Well, this seems reasonable. Your story involves FTL travel and time travel, which is fine; there are lots of excellent SF stories with those plot elements.
That being said, it’s more plausable to skip the near-c velocities entirely if you want faster-than-light (FTL) travel. Just call it warp speed, or wormholes, or hyperspace, or folding of space, etcetera. Alternatively, with time travel you could have them time travel 4001 years into the past and travel there at and average of .5 c. (FTL travel and time travel are physically analogous, but that’s another discussion.) As long as you’re going to go FTL anyway, why go to near-c velocities anyway?
Whatever explanation you use for FTL might determine whether they can escape with it or not. Is the FTL method easy to use, require time to set up, usable within a solar system, etc?
One plot possibility which would actually use near-c speeds would be that moving at near-c away from the supernova would red-shift the radiation to less energetic radiation, and slow the relative speed of the massive particles. Depending on your fictional radiation and particle shielding, this might make the difference for survival and be a plot point.
My acceleration is based upon panels which completely cover the ship that can convert all forms of electromagnetic waves it encounters into usable energy for propultion (it’s just crazy enough to work!).
I’ve decided that, for this story at least, it would take approximately 353 days on both sides of the FTL shift to reach their destination. Two years travelling inside this spaceship, one way. About 47 months round trip. The good news is that when they hit C, they can pretty much go anywhere in the universe instantly, so distance isn’t a problem, just time.
I’m continually developing branches to the story depending on how I want to take it. Ultimately, though, it should revolve around the basic premise that they created the very phenomenon that they went to investigate. Whether they live or die because of it is up for grabs. Morbid, I know.

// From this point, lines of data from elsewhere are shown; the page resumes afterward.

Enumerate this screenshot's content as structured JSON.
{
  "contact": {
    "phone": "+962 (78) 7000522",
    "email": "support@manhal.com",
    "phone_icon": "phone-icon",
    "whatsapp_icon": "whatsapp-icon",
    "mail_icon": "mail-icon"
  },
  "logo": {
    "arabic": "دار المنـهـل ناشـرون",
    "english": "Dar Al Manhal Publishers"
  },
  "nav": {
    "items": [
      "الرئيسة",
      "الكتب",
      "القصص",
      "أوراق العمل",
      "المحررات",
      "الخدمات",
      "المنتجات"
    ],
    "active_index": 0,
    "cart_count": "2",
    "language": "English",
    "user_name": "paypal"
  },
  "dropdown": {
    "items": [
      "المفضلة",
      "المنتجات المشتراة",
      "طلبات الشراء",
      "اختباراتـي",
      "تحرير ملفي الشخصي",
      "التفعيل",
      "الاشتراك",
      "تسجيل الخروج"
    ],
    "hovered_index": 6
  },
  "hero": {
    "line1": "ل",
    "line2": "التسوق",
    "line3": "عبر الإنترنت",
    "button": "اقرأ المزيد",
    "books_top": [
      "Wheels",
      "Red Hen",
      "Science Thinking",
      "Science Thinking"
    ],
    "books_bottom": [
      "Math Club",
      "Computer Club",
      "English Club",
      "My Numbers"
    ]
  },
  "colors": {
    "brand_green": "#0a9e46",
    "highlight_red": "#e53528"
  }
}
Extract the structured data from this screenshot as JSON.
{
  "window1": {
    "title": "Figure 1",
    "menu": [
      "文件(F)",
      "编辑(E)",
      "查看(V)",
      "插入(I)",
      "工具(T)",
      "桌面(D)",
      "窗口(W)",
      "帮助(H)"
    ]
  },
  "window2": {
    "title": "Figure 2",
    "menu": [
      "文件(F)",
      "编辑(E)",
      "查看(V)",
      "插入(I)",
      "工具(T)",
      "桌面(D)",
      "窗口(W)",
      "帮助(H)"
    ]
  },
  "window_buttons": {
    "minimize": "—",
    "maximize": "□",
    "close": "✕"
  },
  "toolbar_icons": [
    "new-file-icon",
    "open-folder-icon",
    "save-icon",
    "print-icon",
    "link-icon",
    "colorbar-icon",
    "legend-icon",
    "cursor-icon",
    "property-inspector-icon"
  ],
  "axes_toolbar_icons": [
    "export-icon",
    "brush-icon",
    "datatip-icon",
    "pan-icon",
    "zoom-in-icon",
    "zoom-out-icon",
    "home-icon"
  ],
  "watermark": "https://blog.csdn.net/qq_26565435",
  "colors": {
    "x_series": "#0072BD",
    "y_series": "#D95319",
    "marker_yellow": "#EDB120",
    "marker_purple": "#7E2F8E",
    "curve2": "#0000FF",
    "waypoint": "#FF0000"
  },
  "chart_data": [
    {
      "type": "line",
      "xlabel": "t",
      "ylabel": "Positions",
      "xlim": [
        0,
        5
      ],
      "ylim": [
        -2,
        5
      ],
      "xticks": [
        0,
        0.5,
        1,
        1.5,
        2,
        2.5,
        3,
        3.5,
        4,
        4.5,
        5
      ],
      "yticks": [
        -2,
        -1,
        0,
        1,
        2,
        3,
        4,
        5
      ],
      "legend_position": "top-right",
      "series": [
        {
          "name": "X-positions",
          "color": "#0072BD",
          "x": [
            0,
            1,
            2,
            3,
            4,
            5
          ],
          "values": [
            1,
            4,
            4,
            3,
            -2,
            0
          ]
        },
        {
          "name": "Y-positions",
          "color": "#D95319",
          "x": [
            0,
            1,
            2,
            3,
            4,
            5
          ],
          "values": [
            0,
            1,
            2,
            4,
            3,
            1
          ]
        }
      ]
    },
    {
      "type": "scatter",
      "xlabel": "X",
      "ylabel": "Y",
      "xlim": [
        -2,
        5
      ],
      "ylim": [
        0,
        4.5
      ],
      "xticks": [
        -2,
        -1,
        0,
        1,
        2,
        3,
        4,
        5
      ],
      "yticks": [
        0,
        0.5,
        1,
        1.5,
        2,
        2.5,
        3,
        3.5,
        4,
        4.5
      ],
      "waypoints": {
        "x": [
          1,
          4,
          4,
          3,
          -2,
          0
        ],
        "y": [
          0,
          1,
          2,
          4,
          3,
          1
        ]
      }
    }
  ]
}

Do they die? I’m not sure. They don’t have any “inertial dampeners,” or other such ST lingo to help them out. Because of sabotage, they come out of the FTL travel dangerously close to the star and need to turn to avoid it. But doing so could make them just as dead. They certainly can’t slam on the breaks. Seatbelts ain’t gonna help at that velocity. What happens? Stay tuned next week. Same bat time, same bat channel.